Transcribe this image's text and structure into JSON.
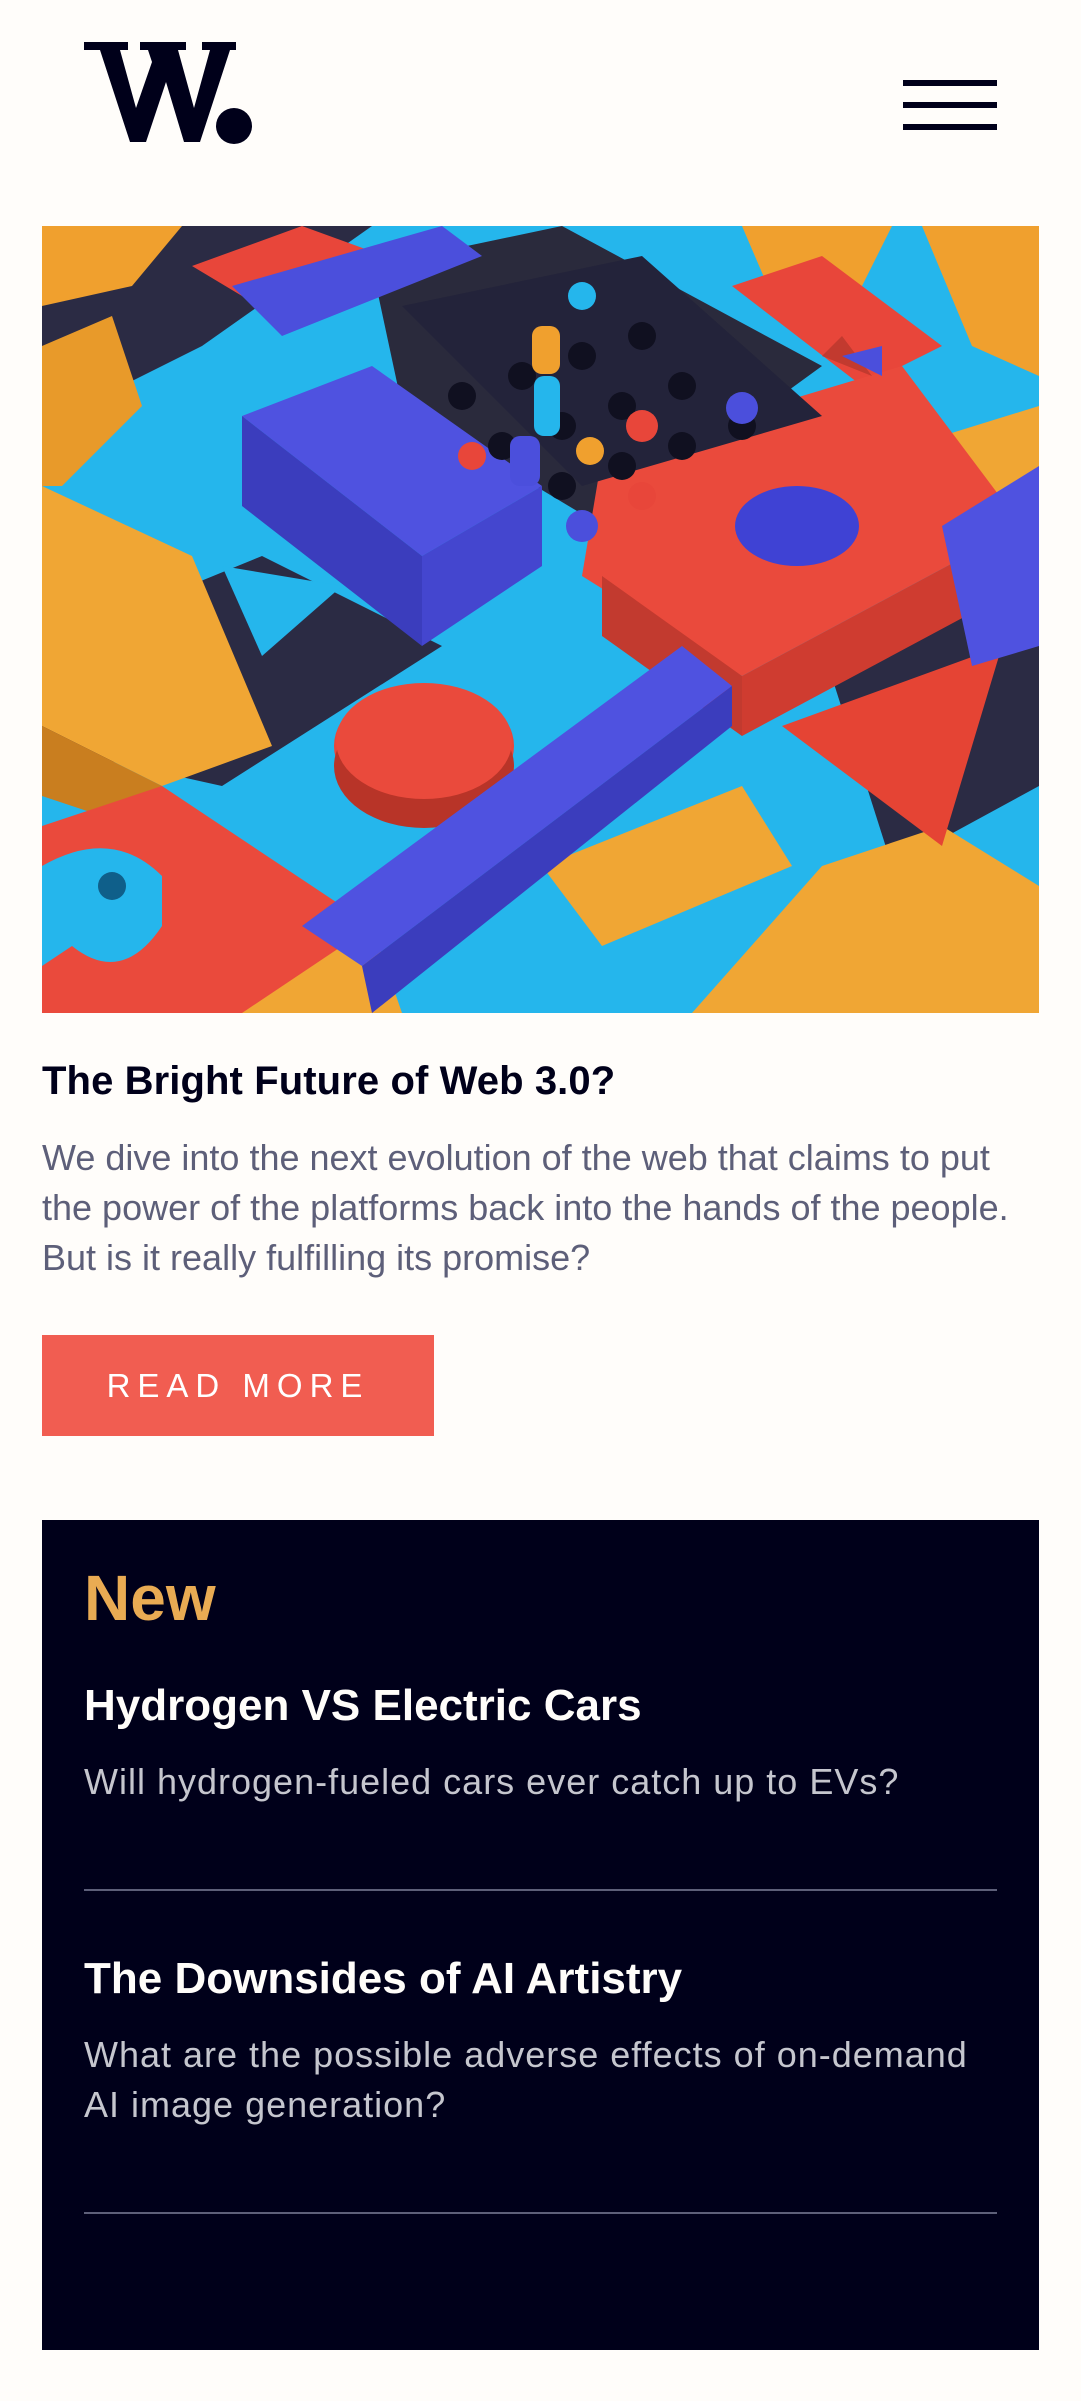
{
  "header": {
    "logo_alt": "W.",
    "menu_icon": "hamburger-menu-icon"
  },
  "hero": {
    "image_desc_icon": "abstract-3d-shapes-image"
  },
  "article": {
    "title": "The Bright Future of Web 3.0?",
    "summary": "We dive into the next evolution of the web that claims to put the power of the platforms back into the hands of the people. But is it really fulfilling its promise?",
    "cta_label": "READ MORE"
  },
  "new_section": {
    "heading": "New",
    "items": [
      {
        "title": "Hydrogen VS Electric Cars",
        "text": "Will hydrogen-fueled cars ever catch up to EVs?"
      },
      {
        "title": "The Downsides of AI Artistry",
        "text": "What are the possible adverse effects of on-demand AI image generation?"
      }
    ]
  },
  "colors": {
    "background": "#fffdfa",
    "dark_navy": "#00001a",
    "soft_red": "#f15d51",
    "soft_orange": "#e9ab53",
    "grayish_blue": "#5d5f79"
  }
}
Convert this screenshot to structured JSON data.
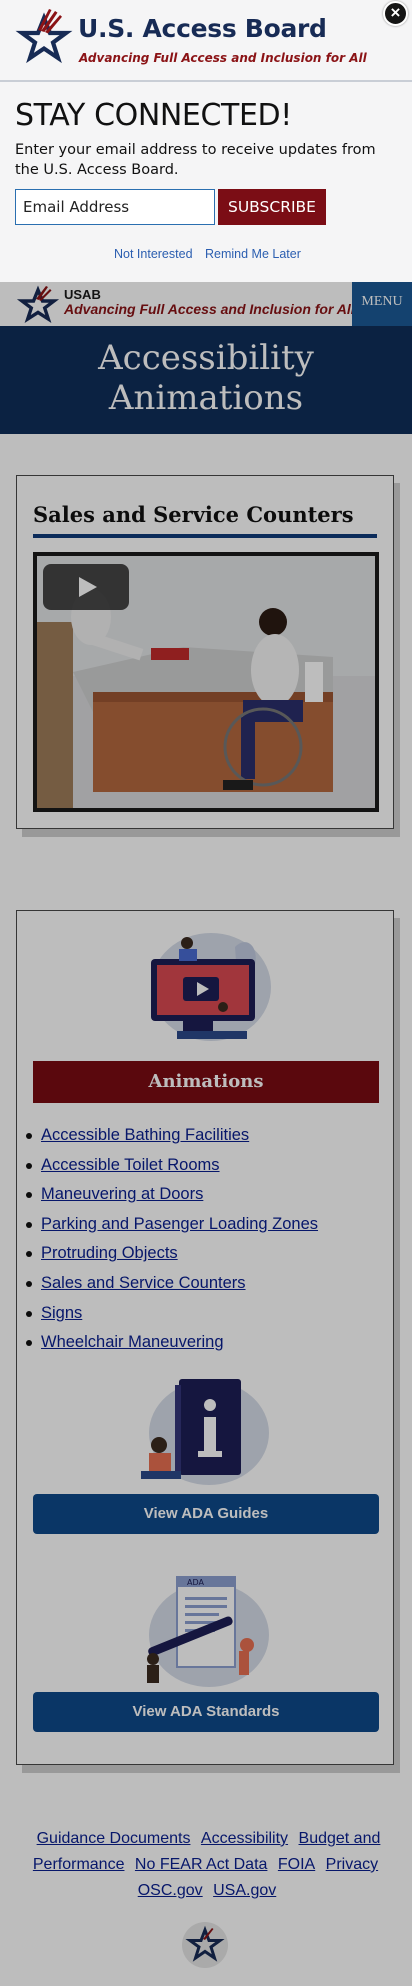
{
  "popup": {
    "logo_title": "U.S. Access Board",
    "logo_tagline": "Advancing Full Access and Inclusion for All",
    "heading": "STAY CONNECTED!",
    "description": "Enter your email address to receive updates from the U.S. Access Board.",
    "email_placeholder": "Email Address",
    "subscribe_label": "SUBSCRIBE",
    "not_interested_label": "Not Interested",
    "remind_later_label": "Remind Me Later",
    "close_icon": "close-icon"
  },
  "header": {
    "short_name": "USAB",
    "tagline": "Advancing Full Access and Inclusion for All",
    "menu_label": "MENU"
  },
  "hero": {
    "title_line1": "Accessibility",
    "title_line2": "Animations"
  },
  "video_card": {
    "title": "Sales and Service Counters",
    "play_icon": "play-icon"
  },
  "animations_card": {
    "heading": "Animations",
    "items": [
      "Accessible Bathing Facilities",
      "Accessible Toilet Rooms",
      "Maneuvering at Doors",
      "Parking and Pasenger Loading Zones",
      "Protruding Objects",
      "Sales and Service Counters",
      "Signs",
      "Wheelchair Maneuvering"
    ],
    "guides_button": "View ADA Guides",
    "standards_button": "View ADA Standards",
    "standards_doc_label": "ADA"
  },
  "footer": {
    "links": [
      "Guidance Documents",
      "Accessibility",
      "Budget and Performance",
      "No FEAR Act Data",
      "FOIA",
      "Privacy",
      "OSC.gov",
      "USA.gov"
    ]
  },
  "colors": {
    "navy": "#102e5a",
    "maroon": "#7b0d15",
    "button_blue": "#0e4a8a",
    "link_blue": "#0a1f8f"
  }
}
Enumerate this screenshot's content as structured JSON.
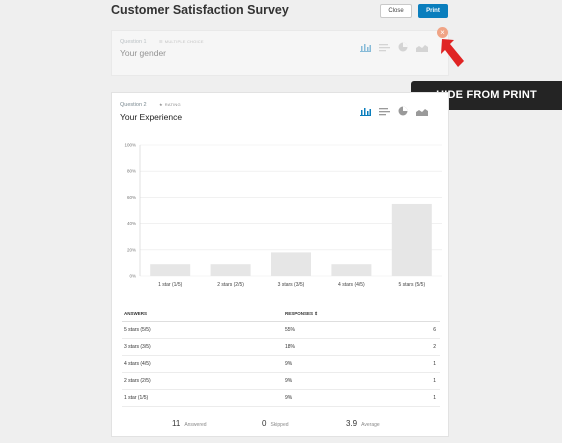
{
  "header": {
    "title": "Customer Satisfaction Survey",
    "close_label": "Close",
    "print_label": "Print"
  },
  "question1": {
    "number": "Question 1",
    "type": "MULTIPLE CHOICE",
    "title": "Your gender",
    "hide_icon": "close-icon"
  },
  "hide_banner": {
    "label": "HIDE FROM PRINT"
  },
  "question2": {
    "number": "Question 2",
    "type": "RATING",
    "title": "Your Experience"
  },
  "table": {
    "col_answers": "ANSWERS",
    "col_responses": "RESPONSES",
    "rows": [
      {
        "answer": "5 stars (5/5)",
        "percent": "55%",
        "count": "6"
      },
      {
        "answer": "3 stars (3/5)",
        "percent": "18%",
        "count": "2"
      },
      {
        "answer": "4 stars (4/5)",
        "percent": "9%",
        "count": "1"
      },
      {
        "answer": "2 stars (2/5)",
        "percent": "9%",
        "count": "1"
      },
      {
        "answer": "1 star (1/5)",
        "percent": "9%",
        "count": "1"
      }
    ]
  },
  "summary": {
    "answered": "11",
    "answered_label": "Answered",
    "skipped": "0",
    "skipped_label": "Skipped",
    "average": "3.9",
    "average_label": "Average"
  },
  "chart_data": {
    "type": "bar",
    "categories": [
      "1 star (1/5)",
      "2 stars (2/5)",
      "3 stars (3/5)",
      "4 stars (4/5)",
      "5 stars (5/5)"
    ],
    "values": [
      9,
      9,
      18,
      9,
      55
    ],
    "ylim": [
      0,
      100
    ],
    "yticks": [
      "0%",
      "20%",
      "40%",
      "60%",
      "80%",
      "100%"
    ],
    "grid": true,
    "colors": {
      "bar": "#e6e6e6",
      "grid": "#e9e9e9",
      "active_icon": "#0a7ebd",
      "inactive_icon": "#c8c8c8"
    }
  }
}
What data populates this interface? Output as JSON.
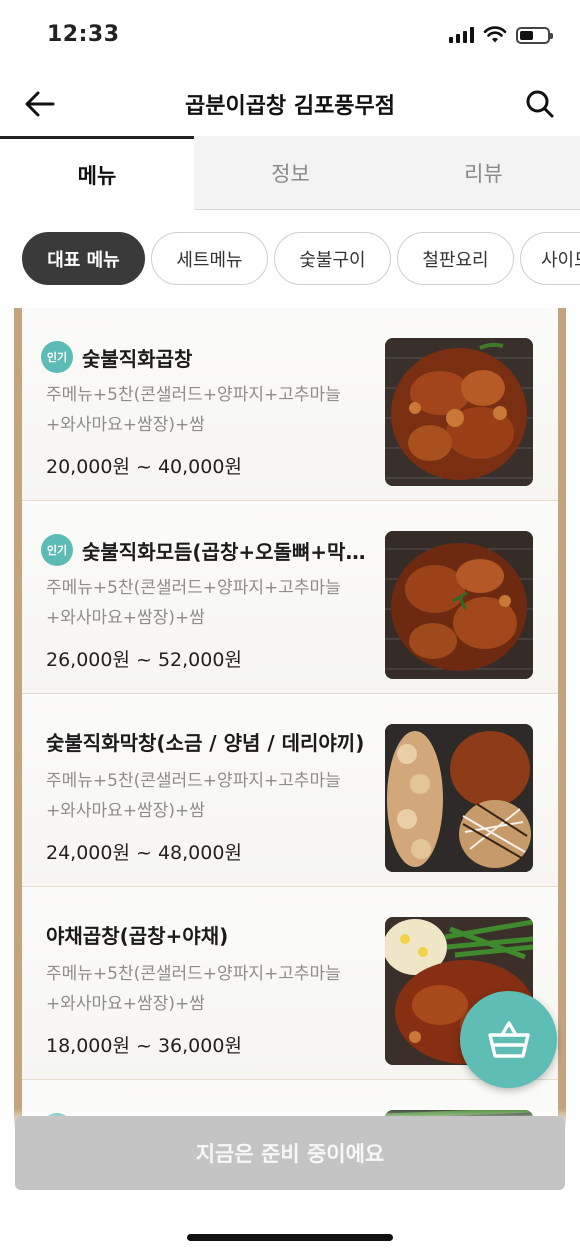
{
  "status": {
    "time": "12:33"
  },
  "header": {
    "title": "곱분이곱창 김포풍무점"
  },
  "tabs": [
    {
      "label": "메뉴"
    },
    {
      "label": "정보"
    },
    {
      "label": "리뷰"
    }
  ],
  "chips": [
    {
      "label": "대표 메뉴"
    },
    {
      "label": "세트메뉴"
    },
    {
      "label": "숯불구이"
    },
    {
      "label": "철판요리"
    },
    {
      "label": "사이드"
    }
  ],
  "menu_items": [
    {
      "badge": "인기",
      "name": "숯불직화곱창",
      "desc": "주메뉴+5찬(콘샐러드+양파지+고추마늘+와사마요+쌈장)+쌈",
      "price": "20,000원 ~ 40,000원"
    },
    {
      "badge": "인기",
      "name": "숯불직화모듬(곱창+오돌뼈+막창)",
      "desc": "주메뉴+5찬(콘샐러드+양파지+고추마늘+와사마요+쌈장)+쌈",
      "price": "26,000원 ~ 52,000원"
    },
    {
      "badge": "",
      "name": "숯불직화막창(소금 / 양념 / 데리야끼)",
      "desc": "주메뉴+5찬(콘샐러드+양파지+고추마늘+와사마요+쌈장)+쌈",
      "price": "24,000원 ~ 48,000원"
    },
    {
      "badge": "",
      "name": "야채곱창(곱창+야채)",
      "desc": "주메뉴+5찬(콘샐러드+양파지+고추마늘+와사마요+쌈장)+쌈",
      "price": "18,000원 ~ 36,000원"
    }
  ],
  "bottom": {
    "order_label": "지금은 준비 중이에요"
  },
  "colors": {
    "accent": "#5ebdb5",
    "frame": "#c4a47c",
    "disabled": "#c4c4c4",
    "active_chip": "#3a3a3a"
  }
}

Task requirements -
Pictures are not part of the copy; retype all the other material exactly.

Response below -
Transcribe this image's text and structure into JSON.
{
  "header": {
    "logo_alt": "W.",
    "menu_icon": "hamburger-menu-icon"
  },
  "hero": {
    "image_desc_icon": "abstract-3d-shapes-image"
  },
  "article": {
    "title": "The Bright Future of Web 3.0?",
    "summary": "We dive into the next evolution of the web that claims to put the power of the platforms back into the hands of the people. But is it really fulfilling its promise?",
    "cta_label": "READ MORE"
  },
  "new_section": {
    "heading": "New",
    "items": [
      {
        "title": "Hydrogen VS Electric Cars",
        "text": "Will hydrogen-fueled cars ever catch up to EVs?"
      },
      {
        "title": "The Downsides of AI Artistry",
        "text": "What are the possible adverse effects of on-demand AI image generation?"
      }
    ]
  },
  "colors": {
    "background": "#fffdfa",
    "dark_navy": "#00001a",
    "soft_red": "#f15d51",
    "soft_orange": "#e9ab53",
    "grayish_blue": "#5d5f79"
  }
}
Convert this screenshot to structured JSON data.
{
  "popup": {
    "logo_title": "U.S. Access Board",
    "logo_tagline": "Advancing Full Access and Inclusion for All",
    "heading": "STAY CONNECTED!",
    "description": "Enter your email address to receive updates from the U.S. Access Board.",
    "email_placeholder": "Email Address",
    "subscribe_label": "SUBSCRIBE",
    "not_interested_label": "Not Interested",
    "remind_later_label": "Remind Me Later",
    "close_icon": "close-icon"
  },
  "header": {
    "short_name": "USAB",
    "tagline": "Advancing Full Access and Inclusion for All",
    "menu_label": "MENU"
  },
  "hero": {
    "title_line1": "Accessibility",
    "title_line2": "Animations"
  },
  "video_card": {
    "title": "Sales and Service Counters",
    "play_icon": "play-icon"
  },
  "animations_card": {
    "heading": "Animations",
    "items": [
      "Accessible Bathing Facilities",
      "Accessible Toilet Rooms",
      "Maneuvering at Doors",
      "Parking and Pasenger Loading Zones",
      "Protruding Objects",
      "Sales and Service Counters",
      "Signs",
      "Wheelchair Maneuvering"
    ],
    "guides_button": "View ADA Guides",
    "standards_button": "View ADA Standards",
    "standards_doc_label": "ADA"
  },
  "footer": {
    "links": [
      "Guidance Documents",
      "Accessibility",
      "Budget and Performance",
      "No FEAR Act Data",
      "FOIA",
      "Privacy",
      "OSC.gov",
      "USA.gov"
    ]
  },
  "colors": {
    "navy": "#102e5a",
    "maroon": "#7b0d15",
    "button_blue": "#0e4a8a",
    "link_blue": "#0a1f8f"
  }
}
Enumerate this screenshot's content as structured JSON.
{
  "header": {
    "title": "Customer Satisfaction Survey",
    "close_label": "Close",
    "print_label": "Print"
  },
  "question1": {
    "number": "Question 1",
    "type": "MULTIPLE CHOICE",
    "title": "Your gender",
    "hide_icon": "close-icon"
  },
  "hide_banner": {
    "label": "HIDE FROM PRINT"
  },
  "question2": {
    "number": "Question 2",
    "type": "RATING",
    "title": "Your Experience"
  },
  "table": {
    "col_answers": "ANSWERS",
    "col_responses": "RESPONSES",
    "rows": [
      {
        "answer": "5 stars (5/5)",
        "percent": "55%",
        "count": "6"
      },
      {
        "answer": "3 stars (3/5)",
        "percent": "18%",
        "count": "2"
      },
      {
        "answer": "4 stars (4/5)",
        "percent": "9%",
        "count": "1"
      },
      {
        "answer": "2 stars (2/5)",
        "percent": "9%",
        "count": "1"
      },
      {
        "answer": "1 star (1/5)",
        "percent": "9%",
        "count": "1"
      }
    ]
  },
  "summary": {
    "answered": "11",
    "answered_label": "Answered",
    "skipped": "0",
    "skipped_label": "Skipped",
    "average": "3.9",
    "average_label": "Average"
  },
  "chart_data": {
    "type": "bar",
    "categories": [
      "1 star (1/5)",
      "2 stars (2/5)",
      "3 stars (3/5)",
      "4 stars (4/5)",
      "5 stars (5/5)"
    ],
    "values": [
      9,
      9,
      18,
      9,
      55
    ],
    "ylim": [
      0,
      100
    ],
    "yticks": [
      "0%",
      "20%",
      "40%",
      "60%",
      "80%",
      "100%"
    ],
    "grid": true,
    "colors": {
      "bar": "#e6e6e6",
      "grid": "#e9e9e9",
      "active_icon": "#0a7ebd",
      "inactive_icon": "#c8c8c8"
    }
  }
}
What data populates this interface? Output as JSON.
{
  "status": {
    "time": "12:33"
  },
  "header": {
    "title": "곱분이곱창 김포풍무점"
  },
  "tabs": [
    {
      "label": "메뉴"
    },
    {
      "label": "정보"
    },
    {
      "label": "리뷰"
    }
  ],
  "chips": [
    {
      "label": "대표 메뉴"
    },
    {
      "label": "세트메뉴"
    },
    {
      "label": "숯불구이"
    },
    {
      "label": "철판요리"
    },
    {
      "label": "사이드"
    }
  ],
  "menu_items": [
    {
      "badge": "인기",
      "name": "숯불직화곱창",
      "desc": "주메뉴+5찬(콘샐러드+양파지+고추마늘+와사마요+쌈장)+쌈",
      "price": "20,000원 ~ 40,000원"
    },
    {
      "badge": "인기",
      "name": "숯불직화모듬(곱창+오돌뼈+막창)",
      "desc": "주메뉴+5찬(콘샐러드+양파지+고추마늘+와사마요+쌈장)+쌈",
      "price": "26,000원 ~ 52,000원"
    },
    {
      "badge": "",
      "name": "숯불직화막창(소금 / 양념 / 데리야끼)",
      "desc": "주메뉴+5찬(콘샐러드+양파지+고추마늘+와사마요+쌈장)+쌈",
      "price": "24,000원 ~ 48,000원"
    },
    {
      "badge": "",
      "name": "야채곱창(곱창+야채)",
      "desc": "주메뉴+5찬(콘샐러드+양파지+고추마늘+와사마요+쌈장)+쌈",
      "price": "18,000원 ~ 36,000원"
    }
  ],
  "bottom": {
    "order_label": "지금은 준비 중이에요"
  },
  "colors": {
    "accent": "#5ebdb5",
    "frame": "#c4a47c",
    "disabled": "#c4c4c4",
    "active_chip": "#3a3a3a"
  }
}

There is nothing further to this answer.